Agreed. Maintain their voice. It's clear to users when content has been heavily edited by brands. #SMTLive— Natalie Koltun (@natalie_koltun) July 16, 2019
Ultimately, users follow influencers for their content, not your brand's. These users emphasized the subsequent importance of keeping the influencers' voice authentic to make sure their content for you comes off as authentic, too.
On myths and facts
Influencer marketing has gotten huge, so naturally, some myths around the strategy have become prevalent in the industry. Our #SMTLive community worked as our mythbusters around a few issues here. First and foremost? Micro-influencers.
A6.— Bentley University (@bentleyu) July 16, 2019
That the influencer needs to have a huge following for your efforts to be successful!
Micro-influencers can have a big impact and are often more connected to their audience, therefore generating more engagement + involvement in your efforts.
As @bentleyu wrote here, micro-influencers are a great asset. Someone doesn't need to have a million followers to be a great influencer for you. In fact, sometimes less is more, and micro-influencers could even be more useful to you than those users with larger followings.
That last bullet! I feel the FTC will get their hands deeper into influencer marketing, especially on IG, and make it more challenging for brands and influencers, alike. And, like you've said, influencer partnerships are starting to look way to similar to one another. #SMTLive— Travis Joyal (@TJMO) July 16, 2019
@natalie_kotlun not only reiterated our micro-influencer fandom here with the "popularity does not equal influence" reminder, but also brought up a new interesting point. Is influencer marketing here to stay?
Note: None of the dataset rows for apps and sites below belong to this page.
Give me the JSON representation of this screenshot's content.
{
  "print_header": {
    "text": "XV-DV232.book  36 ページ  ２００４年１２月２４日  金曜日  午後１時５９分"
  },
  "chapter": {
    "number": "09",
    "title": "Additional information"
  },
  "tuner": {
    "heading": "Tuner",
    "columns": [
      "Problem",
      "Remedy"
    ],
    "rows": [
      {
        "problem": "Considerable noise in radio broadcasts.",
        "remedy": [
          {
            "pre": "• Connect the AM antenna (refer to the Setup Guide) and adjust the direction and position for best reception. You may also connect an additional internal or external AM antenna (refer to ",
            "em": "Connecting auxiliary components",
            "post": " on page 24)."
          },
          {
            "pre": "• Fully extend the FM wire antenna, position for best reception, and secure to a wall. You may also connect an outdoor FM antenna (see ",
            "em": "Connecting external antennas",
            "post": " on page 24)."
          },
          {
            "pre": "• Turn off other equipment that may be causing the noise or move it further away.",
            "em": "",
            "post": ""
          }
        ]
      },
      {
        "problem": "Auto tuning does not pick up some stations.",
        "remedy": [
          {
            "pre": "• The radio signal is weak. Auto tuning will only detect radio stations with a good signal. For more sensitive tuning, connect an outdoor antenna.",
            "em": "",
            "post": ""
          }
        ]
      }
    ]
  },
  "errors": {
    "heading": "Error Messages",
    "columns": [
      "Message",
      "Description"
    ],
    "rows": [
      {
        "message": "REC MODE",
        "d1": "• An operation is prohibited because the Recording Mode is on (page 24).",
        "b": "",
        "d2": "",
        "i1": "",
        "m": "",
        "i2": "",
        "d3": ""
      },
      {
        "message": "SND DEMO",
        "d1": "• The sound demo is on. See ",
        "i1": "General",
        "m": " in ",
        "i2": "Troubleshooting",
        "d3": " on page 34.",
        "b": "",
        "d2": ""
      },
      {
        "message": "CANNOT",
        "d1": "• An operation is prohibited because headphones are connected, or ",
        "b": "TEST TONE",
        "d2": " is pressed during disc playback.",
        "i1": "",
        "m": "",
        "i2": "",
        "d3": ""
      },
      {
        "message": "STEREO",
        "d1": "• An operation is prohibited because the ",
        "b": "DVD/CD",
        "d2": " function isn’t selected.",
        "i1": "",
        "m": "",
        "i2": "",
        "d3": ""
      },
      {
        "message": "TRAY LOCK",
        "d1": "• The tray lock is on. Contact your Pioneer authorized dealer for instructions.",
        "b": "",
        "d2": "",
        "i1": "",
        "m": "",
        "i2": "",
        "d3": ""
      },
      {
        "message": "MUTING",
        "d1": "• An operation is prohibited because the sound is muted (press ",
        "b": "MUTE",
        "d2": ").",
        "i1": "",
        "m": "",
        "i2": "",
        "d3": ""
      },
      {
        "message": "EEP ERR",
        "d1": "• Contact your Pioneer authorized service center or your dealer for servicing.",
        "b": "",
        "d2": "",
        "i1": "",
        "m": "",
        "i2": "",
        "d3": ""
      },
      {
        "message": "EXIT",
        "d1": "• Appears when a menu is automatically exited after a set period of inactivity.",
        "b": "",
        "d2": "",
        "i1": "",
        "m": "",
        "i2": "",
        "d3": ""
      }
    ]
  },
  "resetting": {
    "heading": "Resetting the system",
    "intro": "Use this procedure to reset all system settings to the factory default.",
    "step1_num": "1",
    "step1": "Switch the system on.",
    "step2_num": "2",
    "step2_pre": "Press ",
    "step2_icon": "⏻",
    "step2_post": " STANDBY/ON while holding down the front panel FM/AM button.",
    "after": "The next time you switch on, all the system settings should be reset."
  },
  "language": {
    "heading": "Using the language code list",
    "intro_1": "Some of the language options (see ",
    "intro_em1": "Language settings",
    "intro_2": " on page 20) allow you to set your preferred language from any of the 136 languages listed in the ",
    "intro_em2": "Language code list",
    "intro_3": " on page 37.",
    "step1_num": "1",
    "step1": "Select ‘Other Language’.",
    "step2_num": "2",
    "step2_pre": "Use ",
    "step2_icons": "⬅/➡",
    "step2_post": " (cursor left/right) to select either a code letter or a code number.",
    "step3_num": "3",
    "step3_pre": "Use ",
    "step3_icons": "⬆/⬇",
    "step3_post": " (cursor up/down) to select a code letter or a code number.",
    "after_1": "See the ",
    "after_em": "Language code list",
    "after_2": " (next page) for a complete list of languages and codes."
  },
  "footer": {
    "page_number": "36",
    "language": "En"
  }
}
It feels important for these partnerships to stay authentic, as @TJMO said.
Q6: Agree with @bentleyu! Micro influencers carry a ton of influence, ESPECIALLY on a local/regional level. For a national brand, I find it more strategic to partner with numerous micro influencers in multiple markets/regions vs. a couple big-name macro influencers. #SMTLive— Travis Joyal (@TJMO) July 16, 2019
Did we mention we love micro-influencers?
That's it for today's #SMTLive Twitter chat recap. Be sure to RSVP for our next conversation here.